Having just blogged about Jason Zeidenberg's latest research project from the Justice Policy Institute, it was good to run into him (pictured at left). He encouraged me to dig deeper into the data in JPI's latest report, declaring there were a lot more Texas-specfic goodies there for a student of drug policy.

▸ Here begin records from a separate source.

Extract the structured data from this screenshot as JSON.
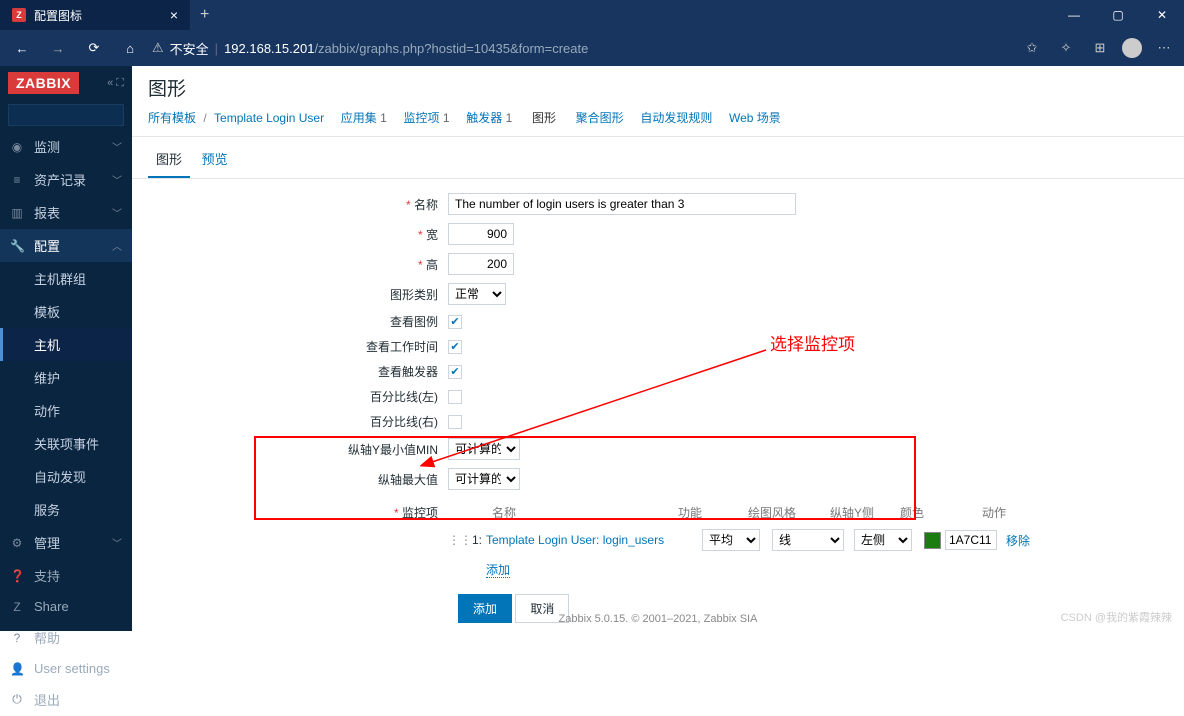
{
  "browser": {
    "tab_title": "配置图标",
    "warn_label": "不安全",
    "url_host": "192.168.15.201",
    "url_path": "/zabbix/graphs.php?hostid=10435&form=create"
  },
  "sidebar": {
    "logo": "ZABBIX",
    "nav": {
      "monitoring": "监测",
      "inventory": "资产记录",
      "reports": "报表",
      "config": "配置",
      "admin": "管理"
    },
    "config_items": {
      "hostgroups": "主机群组",
      "templates": "模板",
      "hosts": "主机",
      "maintenance": "维护",
      "actions": "动作",
      "correlation": "关联项事件",
      "discovery": "自动发现",
      "services": "服务"
    },
    "bottom": {
      "support": "支持",
      "share": "Share",
      "help": "帮助",
      "user": "User settings",
      "logout": "退出"
    }
  },
  "page": {
    "title": "图形",
    "breadcrumb": {
      "all_templates": "所有模板",
      "template_name": "Template Login User",
      "apps": "应用集",
      "apps_n": "1",
      "items": "监控项",
      "items_n": "1",
      "triggers": "触发器",
      "triggers_n": "1",
      "graphs": "图形",
      "aggregate": "聚合图形",
      "discovery": "自动发现规则",
      "web": "Web 场景"
    },
    "tabs": {
      "graph": "图形",
      "preview": "预览"
    }
  },
  "form": {
    "labels": {
      "name": "名称",
      "width": "宽",
      "height": "高",
      "type": "图形类别",
      "legend": "查看图例",
      "worktime": "查看工作时间",
      "triggers": "查看触发器",
      "pleft": "百分比线(左)",
      "pright": "百分比线(右)",
      "ymin": "纵轴Y最小值MIN",
      "ymax": "纵轴最大值",
      "items": "监控项"
    },
    "values": {
      "name": "The number of login users is greater than 3",
      "width": "900",
      "height": "200",
      "type": "正常",
      "ymin": "可计算的",
      "ymax": "可计算的"
    },
    "item_table": {
      "head": {
        "name": "名称",
        "func": "功能",
        "style": "绘图风格",
        "axis": "纵轴Y侧",
        "color": "颜色",
        "act": "动作"
      },
      "row": {
        "idx": "1:",
        "link": "Template Login User: login_users",
        "func": "平均",
        "style": "线",
        "axis": "左侧",
        "color": "1A7C11",
        "del": "移除"
      },
      "add": "添加"
    },
    "buttons": {
      "add": "添加",
      "cancel": "取消"
    }
  },
  "annotation": {
    "label": "选择监控项"
  },
  "footer": "Zabbix 5.0.15. © 2001–2021, Zabbix SIA",
  "watermark": "CSDN @我的紫霞辣辣"
}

It was great to see all these folks and many more at the conference, but part of the reason I'd prefer not to give a blow by blow is that some of what I heard was disheartening. As many people out there as are doing great work on drug policy, more than at any time in my adult lifetime, the movement still too often suffers from an odd tendency to embrace its fringe status rather than seriously try to change it. That's not universally true, by a longshot, and one of the reasons I have a lot of respect for DPA is that the group actually tries to win instead of reveling in a sense of moral superiority. They're out there trying to convince opponents and fence-sitters from across the ideological spectrum to support smarter, less expensive policies, a tactic that to me should be no-brainer. I often think that drug policy reformers frequently lose because they go into every battle assuming they'll lose, and more than a few of the folks I spoke to in New Orleans reinforced that sense.

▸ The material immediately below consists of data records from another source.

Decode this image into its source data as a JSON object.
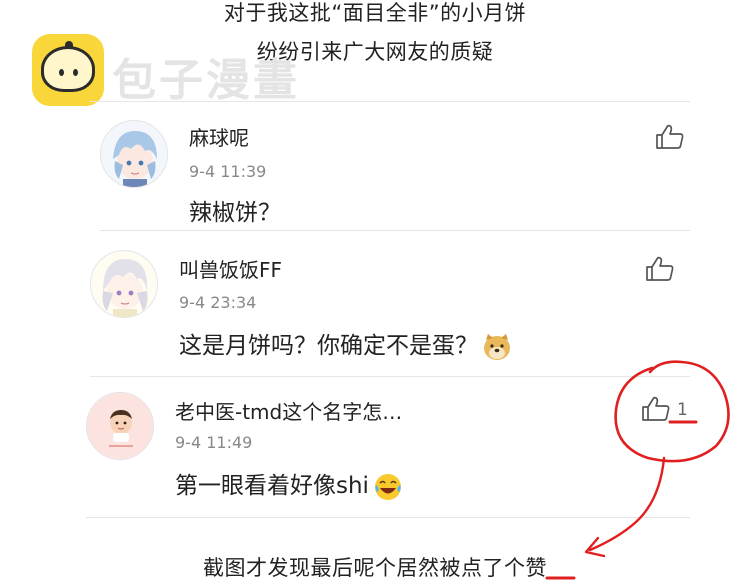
{
  "captions": {
    "top_line1": "对于我这批“面目全非”的小月饼",
    "top_line2": "纷纷引来广大网友的质疑",
    "bottom": "截图才发现最后呢个居然被点了个赞"
  },
  "watermark": {
    "text": "包子漫畫",
    "icon": "bun-logo-icon"
  },
  "comments": [
    {
      "username": "麻球呢",
      "time": "9-4 11:39",
      "text": "辣椒饼？",
      "likes": "",
      "avatar": "anime-boy-blue-hair-avatar"
    },
    {
      "username": "叫兽饭饭FF",
      "time": "9-4 23:34",
      "text": "这是月饼吗？你确定不是蛋？",
      "likes": "",
      "avatar": "anime-boy-silver-hair-avatar",
      "emoji": "doge-emoji"
    },
    {
      "username": "老中医-tmd这个名字怎…",
      "time": "9-4 11:49",
      "text": "第一眼看着好像shi",
      "likes": "1",
      "avatar": "baby-photo-avatar",
      "emoji": "laughing-tears-emoji"
    }
  ],
  "colors": {
    "annotation_red": "#e02020",
    "watermark_yellow": "#f9d63a",
    "muted_text": "#888888"
  }
}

Meanwhile, a lot of the professional class - public health officials, progressive DAs like Craig Watkins in Dallas, more than a few judges from both parties, and many from the defense bar - are pursuing ideas like drug courts and an array of other drug policy reforms. Those hands-on interests were underrepresented in a conference filled with breakout sessions on anti-racist organizing and drug policy reformers against the middle-east war. A disappointing breakout session on "snitching" treated as a great revelation that "snitch" is not a synonym for "witness," but offered no solutions to the problem, only complaints. How you could have such a panel without including any of the folks working on the issue from the Innocence Project angles who actually propose reforms to fix the problem is beyond me.
In any event, though I enjoyed visiting with a lot of folks and meeting some new people - I even enjoyed a few days' break from the blog - it was good to get home to see the missus and the dogs. Though I've enjoyed a few days respite, I'll get back into regular blogging habits, perhaps, beginning tomorrow.
UPDATE: See more on the conference from Thinking Outside the Cage, the Transform blog, and from Ethan Brown, whose new book "Snitch" I'll be reviewing on Grits soon. I'd hoped to get an interview with Ethan, but had an equipment malfunction then scheduling conflicts - his work was definitely the highlight of the panel on informant abuses, along with Regina Kelly who was a central victim of a mendacious informant in the scandal in Hearne, TX. I'm looking forward to reading Brown's new book.